Unfortunately, the same can't be said of the gem-hunting. The fifth stage of each level requires a certain number of diamonds to unlock, and while the first game's shorter and easier stages encouraged more thorough exploration to locate them all, it can be a real grind here. Some you'll only get a single opportunity to grab before they're buried under a sea of lava, or hidden forever from a moving light that might have advanced past their location before you even realised they were there. As collected gems don't count towards your tally until you've completed all five screens of a stage, it can take upwards of 15 minutes to snare just a couple of gems to gradually work your way towards the total required to open up the final stage of the third chapter.
(As a side note, it really is infuriating to be killed by an enemy that appears from nowhere just as you collect the final survivor on a screen, especially when that enemy is gittish enough to hide behind a gas bubble during a hurried escape from a rising lava tide.)
The change of pace from its more sedate predecessor Shooter now makes much more sense as a name - is one that will win some new fans but alienate others, especially as it invites more direct association with other twin-stick arcade blasters.
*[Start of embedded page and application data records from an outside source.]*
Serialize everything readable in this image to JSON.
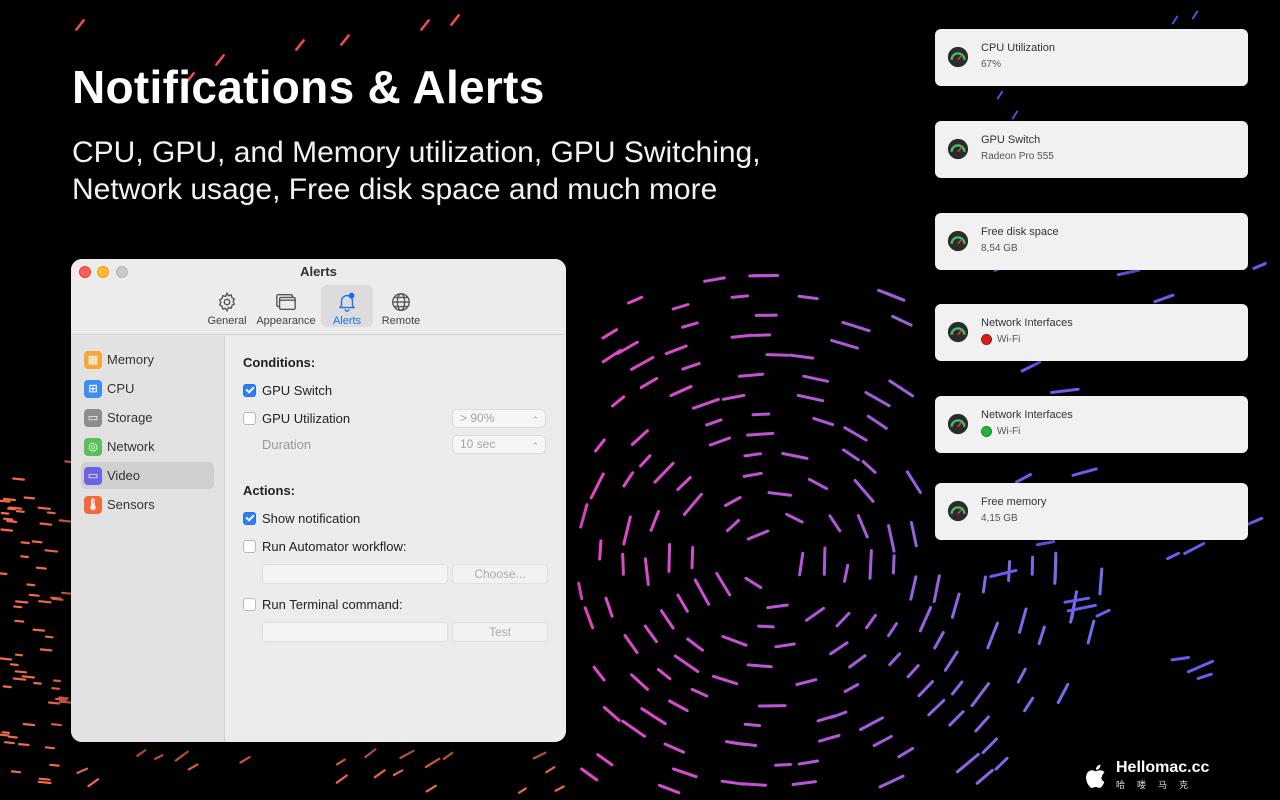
{
  "headline": "Notifications & Alerts",
  "subhead": "CPU, GPU, and Memory utilization, GPU Switching, Network usage, Free disk space and much more",
  "window": {
    "title": "Alerts",
    "toolbar": [
      {
        "label": "General",
        "icon": "gear-icon"
      },
      {
        "label": "Appearance",
        "icon": "appearance-icon"
      },
      {
        "label": "Alerts",
        "icon": "bell-icon",
        "active": true
      },
      {
        "label": "Remote",
        "icon": "globe-icon"
      }
    ],
    "sidebar": [
      {
        "label": "Memory",
        "icon": "memory-icon",
        "color": "#f4a73b"
      },
      {
        "label": "CPU",
        "icon": "cpu-icon",
        "color": "#3d8ef0"
      },
      {
        "label": "Storage",
        "icon": "storage-icon",
        "color": "#8c8c8c"
      },
      {
        "label": "Network",
        "icon": "network-icon",
        "color": "#5cc05a"
      },
      {
        "label": "Video",
        "icon": "video-icon",
        "color": "#6a63e6",
        "selected": true
      },
      {
        "label": "Sensors",
        "icon": "sensors-icon",
        "color": "#f06a3c"
      }
    ],
    "conditions": {
      "title": "Conditions:",
      "gpu_switch": {
        "label": "GPU Switch",
        "checked": true
      },
      "gpu_utilization": {
        "label": "GPU Utilization",
        "checked": false,
        "value": "> 90%"
      },
      "duration": {
        "label": "Duration",
        "value": "10 sec"
      }
    },
    "actions": {
      "title": "Actions:",
      "show_notification": {
        "label": "Show notification",
        "checked": true
      },
      "run_automator": {
        "label": "Run Automator workflow:",
        "checked": false,
        "button": "Choose..."
      },
      "run_terminal": {
        "label": "Run Terminal command:",
        "checked": false,
        "button": "Test"
      }
    }
  },
  "notifications": [
    {
      "title": "CPU Utilization",
      "value": "67%"
    },
    {
      "title": "GPU Switch",
      "value": "Radeon Pro 555"
    },
    {
      "title": "Free disk space",
      "value": "8,54 GB"
    },
    {
      "title": "Network Interfaces",
      "value": "Wi-Fi",
      "status": "red"
    },
    {
      "title": "Network Interfaces",
      "value": "Wi-Fi",
      "status": "green"
    },
    {
      "title": "Free memory",
      "value": "4,15 GB"
    }
  ],
  "watermark": {
    "main": "Hellomac.cc",
    "sub": "哈喽马克"
  },
  "colors": {
    "accent": "#2f7cf6",
    "active_tab": "#1a73e8"
  }
}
Given that most of the threats especially in the early stages come from simple re-skins of the turrets, bats and burrowing baddies of the first, it's not a comparison that does Shooter 2 any favours. The boss battles are inventive, but otherwise enemies merely represent an annoyance, an obstruction to progress rather than an engaging foe to fight.
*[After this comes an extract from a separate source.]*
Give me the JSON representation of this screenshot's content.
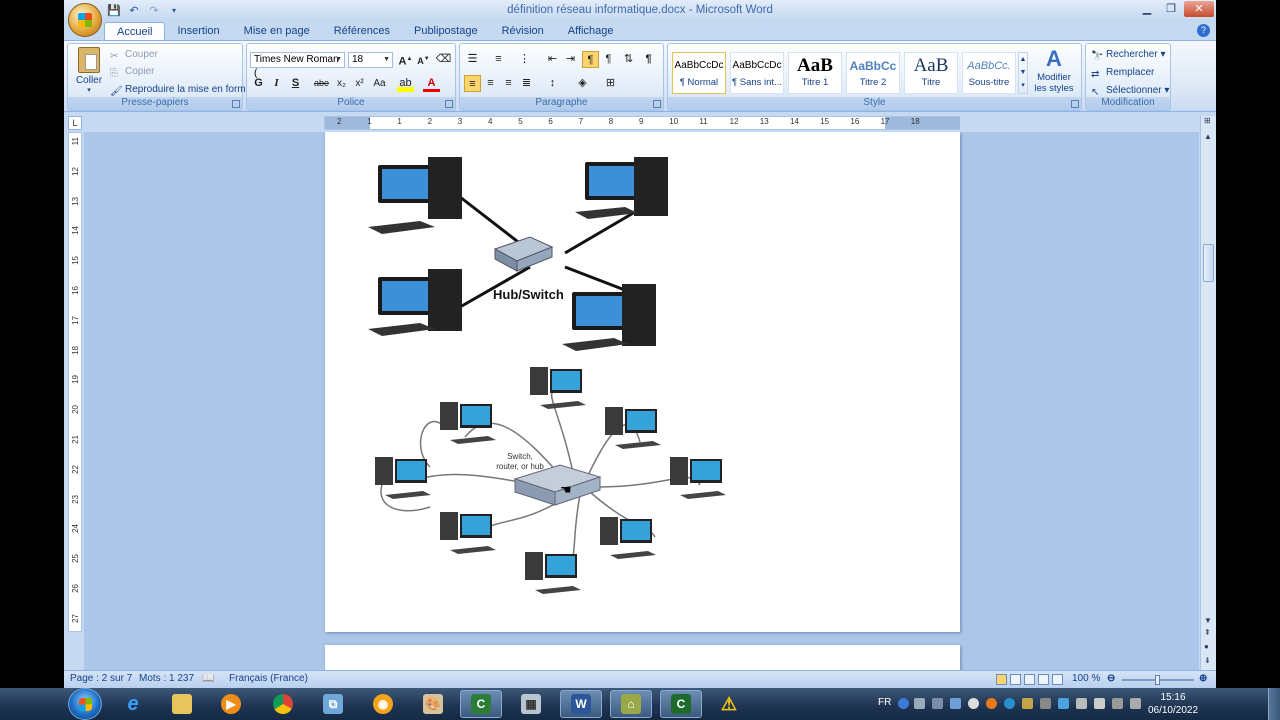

Fortunately, the new two-player mode is a saving grace. Each different arena houses seven workers, with the object being to rescue more than your rival. The twist is that you can only save them on your turn, with your enemy simply tasked with hunting you down before roles are reversed. The caverns have their own unique environmental features, from one with severe tectonic tremors to another where showers of hot magma can be triggered to cascade onto your opponent. There's a decent selection of power-ups that can be purchased to improve your ship's offensive capabilities or chances of evading detection.
It's perhaps a little unbalanced, with beginners at a distinct disadvantage until they've earned enough money to buy a few new powers, while most players will simply camp outside their opponent's base, waiting to greet their triumphant return with a hail of missiles. But even when losing seven games on the trot to an outrageously skilled Spanish opponent and I'm definitely speaking hypothetically here it's a lot of fun. Another nice touch allows you to collect credits in your ship while waiting to be matched up; a great idea when you're just a few 'Q dollars' short of that handy sonar.
But while this multiplayer mode is one of the game's most successful additions, it's curious that a series known for rejecting convention seems to be embracing the 'bigger, better, more' mentality here. The name PixelJunk suggests something throwaway, and it's perhaps telling that, in striving for substance, Q-Games has come slightly unstuck. Some will undoubtedly relish the tougher challenge, most will welcome its greater longevity, but there's no denying that this quirky series has lost a little of its unique charm.
7 / 10